Wherever a line below holds the word "structure", copy that line.

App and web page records
____________
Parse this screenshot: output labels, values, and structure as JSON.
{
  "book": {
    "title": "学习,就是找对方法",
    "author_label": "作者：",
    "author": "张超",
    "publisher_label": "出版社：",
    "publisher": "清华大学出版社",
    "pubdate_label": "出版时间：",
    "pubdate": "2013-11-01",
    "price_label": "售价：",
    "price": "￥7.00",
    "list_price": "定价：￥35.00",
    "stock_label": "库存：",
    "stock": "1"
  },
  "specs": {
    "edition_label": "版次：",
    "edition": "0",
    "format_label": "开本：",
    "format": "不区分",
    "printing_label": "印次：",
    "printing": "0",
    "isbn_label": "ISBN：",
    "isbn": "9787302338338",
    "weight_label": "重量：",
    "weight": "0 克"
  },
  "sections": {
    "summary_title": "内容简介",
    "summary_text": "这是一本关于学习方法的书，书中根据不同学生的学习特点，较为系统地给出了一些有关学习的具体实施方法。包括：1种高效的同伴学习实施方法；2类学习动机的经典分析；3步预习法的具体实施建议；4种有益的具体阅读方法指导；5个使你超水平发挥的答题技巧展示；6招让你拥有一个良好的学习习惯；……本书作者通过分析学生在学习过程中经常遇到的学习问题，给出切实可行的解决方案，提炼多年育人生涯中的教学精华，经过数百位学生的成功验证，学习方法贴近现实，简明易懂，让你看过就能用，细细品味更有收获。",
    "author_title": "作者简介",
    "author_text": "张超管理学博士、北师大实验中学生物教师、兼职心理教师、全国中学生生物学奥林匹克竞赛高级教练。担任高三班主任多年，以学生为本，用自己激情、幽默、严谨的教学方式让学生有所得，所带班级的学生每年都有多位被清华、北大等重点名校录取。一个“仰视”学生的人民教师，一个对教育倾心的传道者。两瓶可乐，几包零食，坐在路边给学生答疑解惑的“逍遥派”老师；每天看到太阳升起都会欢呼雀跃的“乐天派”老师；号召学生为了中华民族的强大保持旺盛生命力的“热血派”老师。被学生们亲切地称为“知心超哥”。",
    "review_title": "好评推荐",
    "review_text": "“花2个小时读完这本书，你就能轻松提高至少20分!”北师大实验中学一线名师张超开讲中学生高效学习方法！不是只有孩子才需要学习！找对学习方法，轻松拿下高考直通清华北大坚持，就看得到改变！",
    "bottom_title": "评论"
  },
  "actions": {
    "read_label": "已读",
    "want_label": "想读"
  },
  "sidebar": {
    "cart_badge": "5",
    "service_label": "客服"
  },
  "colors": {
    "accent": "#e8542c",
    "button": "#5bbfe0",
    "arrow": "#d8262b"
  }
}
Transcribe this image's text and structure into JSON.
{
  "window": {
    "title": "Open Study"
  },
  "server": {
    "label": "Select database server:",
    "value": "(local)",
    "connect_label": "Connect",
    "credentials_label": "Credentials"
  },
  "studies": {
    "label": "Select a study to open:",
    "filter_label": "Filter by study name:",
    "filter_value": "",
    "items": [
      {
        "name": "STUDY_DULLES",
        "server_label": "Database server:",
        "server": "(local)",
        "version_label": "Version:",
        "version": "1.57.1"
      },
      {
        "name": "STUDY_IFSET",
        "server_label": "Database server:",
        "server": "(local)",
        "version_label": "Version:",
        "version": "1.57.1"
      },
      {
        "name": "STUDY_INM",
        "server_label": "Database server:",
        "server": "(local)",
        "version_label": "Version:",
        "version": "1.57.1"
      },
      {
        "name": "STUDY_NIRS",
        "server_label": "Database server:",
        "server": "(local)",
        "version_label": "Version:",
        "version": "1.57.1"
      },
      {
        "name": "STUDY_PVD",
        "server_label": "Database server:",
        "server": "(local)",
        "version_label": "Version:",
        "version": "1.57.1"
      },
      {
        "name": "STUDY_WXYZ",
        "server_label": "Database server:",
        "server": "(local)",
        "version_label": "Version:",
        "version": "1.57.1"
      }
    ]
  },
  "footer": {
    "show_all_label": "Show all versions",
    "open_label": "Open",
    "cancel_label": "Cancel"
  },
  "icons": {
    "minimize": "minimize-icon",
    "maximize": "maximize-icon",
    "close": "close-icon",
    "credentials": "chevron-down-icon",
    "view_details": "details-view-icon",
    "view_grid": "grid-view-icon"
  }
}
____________
Problem solution |
Parse this screenshot: output labels, values, and structure as JSON.
Transcribe this image's text and structure into JSON.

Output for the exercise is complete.